- Opening Delimiter -

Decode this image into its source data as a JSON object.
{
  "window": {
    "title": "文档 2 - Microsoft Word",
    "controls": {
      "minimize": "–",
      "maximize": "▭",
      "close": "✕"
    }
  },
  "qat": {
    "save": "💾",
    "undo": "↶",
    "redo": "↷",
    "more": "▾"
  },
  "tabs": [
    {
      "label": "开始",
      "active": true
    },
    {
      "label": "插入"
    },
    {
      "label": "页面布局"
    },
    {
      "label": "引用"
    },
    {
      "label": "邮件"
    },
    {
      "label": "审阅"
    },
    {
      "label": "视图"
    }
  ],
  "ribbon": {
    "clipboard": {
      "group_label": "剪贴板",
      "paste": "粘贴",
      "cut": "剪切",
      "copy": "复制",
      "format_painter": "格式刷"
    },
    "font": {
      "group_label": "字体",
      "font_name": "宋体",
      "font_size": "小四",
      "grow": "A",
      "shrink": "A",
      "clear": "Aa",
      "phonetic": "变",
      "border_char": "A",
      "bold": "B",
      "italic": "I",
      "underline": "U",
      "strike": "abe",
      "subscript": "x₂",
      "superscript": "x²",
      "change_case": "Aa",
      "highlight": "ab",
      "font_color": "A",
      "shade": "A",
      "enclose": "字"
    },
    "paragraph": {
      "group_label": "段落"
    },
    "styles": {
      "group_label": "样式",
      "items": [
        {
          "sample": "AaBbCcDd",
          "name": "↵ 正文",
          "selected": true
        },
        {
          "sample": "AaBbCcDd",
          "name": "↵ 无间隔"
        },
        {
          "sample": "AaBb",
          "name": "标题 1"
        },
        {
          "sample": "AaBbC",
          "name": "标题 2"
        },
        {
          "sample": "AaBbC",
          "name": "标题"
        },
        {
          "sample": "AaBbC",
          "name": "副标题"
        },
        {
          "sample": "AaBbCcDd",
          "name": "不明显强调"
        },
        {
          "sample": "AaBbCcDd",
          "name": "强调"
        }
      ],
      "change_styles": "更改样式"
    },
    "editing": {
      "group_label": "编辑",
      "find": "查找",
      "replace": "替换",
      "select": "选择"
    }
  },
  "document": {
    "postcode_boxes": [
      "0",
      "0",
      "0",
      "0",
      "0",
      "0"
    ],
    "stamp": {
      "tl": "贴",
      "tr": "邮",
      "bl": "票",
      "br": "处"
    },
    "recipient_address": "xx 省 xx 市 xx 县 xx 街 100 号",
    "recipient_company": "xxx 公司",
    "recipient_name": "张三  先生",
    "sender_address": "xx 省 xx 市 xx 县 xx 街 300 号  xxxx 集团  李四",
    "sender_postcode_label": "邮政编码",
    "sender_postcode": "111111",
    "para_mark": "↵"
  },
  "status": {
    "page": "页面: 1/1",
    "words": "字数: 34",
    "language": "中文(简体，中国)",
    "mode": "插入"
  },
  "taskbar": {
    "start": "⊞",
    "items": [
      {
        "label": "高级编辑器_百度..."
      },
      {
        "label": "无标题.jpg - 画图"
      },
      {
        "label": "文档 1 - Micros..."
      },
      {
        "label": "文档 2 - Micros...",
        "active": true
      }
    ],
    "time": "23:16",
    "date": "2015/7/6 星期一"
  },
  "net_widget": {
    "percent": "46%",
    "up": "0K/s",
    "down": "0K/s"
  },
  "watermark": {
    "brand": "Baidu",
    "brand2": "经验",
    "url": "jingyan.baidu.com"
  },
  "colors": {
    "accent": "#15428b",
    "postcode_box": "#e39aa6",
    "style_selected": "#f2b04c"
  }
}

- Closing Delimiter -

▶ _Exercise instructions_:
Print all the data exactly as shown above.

▶ _Response to the task_:
Decode this image into its source data as a JSON object.
{
  "window": {
    "title": "文档 2 - Microsoft Word",
    "controls": {
      "minimize": "–",
      "maximize": "▭",
      "close": "✕"
    }
  },
  "qat": {
    "save": "💾",
    "undo": "↶",
    "redo": "↷",
    "more": "▾"
  },
  "tabs": [
    {
      "label": "开始",
      "active": true
    },
    {
      "label": "插入"
    },
    {
      "label": "页面布局"
    },
    {
      "label": "引用"
    },
    {
      "label": "邮件"
    },
    {
      "label": "审阅"
    },
    {
      "label": "视图"
    }
  ],
  "ribbon": {
    "clipboard": {
      "group_label": "剪贴板",
      "paste": "粘贴",
      "cut": "剪切",
      "copy": "复制",
      "format_painter": "格式刷"
    },
    "font": {
      "group_label": "字体",
      "font_name": "宋体",
      "font_size": "小四",
      "grow": "A",
      "shrink": "A",
      "clear": "Aa",
      "phonetic": "变",
      "border_char": "A",
      "bold": "B",
      "italic": "I",
      "underline": "U",
      "strike": "abe",
      "subscript": "x₂",
      "superscript": "x²",
      "change_case": "Aa",
      "highlight": "ab",
      "font_color": "A",
      "shade": "A",
      "enclose": "字"
    },
    "paragraph": {
      "group_label": "段落"
    },
    "styles": {
      "group_label": "样式",
      "items": [
        {
          "sample": "AaBbCcDd",
          "name": "↵ 正文",
          "selected": true
        },
        {
          "sample": "AaBbCcDd",
          "name": "↵ 无间隔"
        },
        {
          "sample": "AaBb",
          "name": "标题 1"
        },
        {
          "sample": "AaBbC",
          "name": "标题 2"
        },
        {
          "sample": "AaBbC",
          "name": "标题"
        },
        {
          "sample": "AaBbC",
          "name": "副标题"
        },
        {
          "sample": "AaBbCcDd",
          "name": "不明显强调"
        },
        {
          "sample": "AaBbCcDd",
          "name": "强调"
        }
      ],
      "change_styles": "更改样式"
    },
    "editing": {
      "group_label": "编辑",
      "find": "查找",
      "replace": "替换",
      "select": "选择"
    }
  },
  "document": {
    "postcode_boxes": [
      "0",
      "0",
      "0",
      "0",
      "0",
      "0"
    ],
    "stamp": {
      "tl": "贴",
      "tr": "邮",
      "bl": "票",
      "br": "处"
    },
    "recipient_address": "xx 省 xx 市 xx 县 xx 街 100 号",
    "recipient_company": "xxx 公司",
    "recipient_name": "张三  先生",
    "sender_address": "xx 省 xx 市 xx 县 xx 街 300 号  xxxx 集团  李四",
    "sender_postcode_label": "邮政编码",
    "sender_postcode": "111111",
    "para_mark": "↵"
  },
  "status": {
    "page": "页面: 1/1",
    "words": "字数: 34",
    "language": "中文(简体，中国)",
    "mode": "插入"
  },
  "taskbar": {
    "start": "⊞",
    "items": [
      {
        "label": "高级编辑器_百度..."
      },
      {
        "label": "无标题.jpg - 画图"
      },
      {
        "label": "文档 1 - Micros..."
      },
      {
        "label": "文档 2 - Micros...",
        "active": true
      }
    ],
    "time": "23:16",
    "date": "2015/7/6 星期一"
  },
  "net_widget": {
    "percent": "46%",
    "up": "0K/s",
    "down": "0K/s"
  },
  "watermark": {
    "brand": "Baidu",
    "brand2": "经验",
    "url": "jingyan.baidu.com"
  },
  "colors": {
    "accent": "#15428b",
    "postcode_box": "#e39aa6",
    "style_selected": "#f2b04c"
  }
}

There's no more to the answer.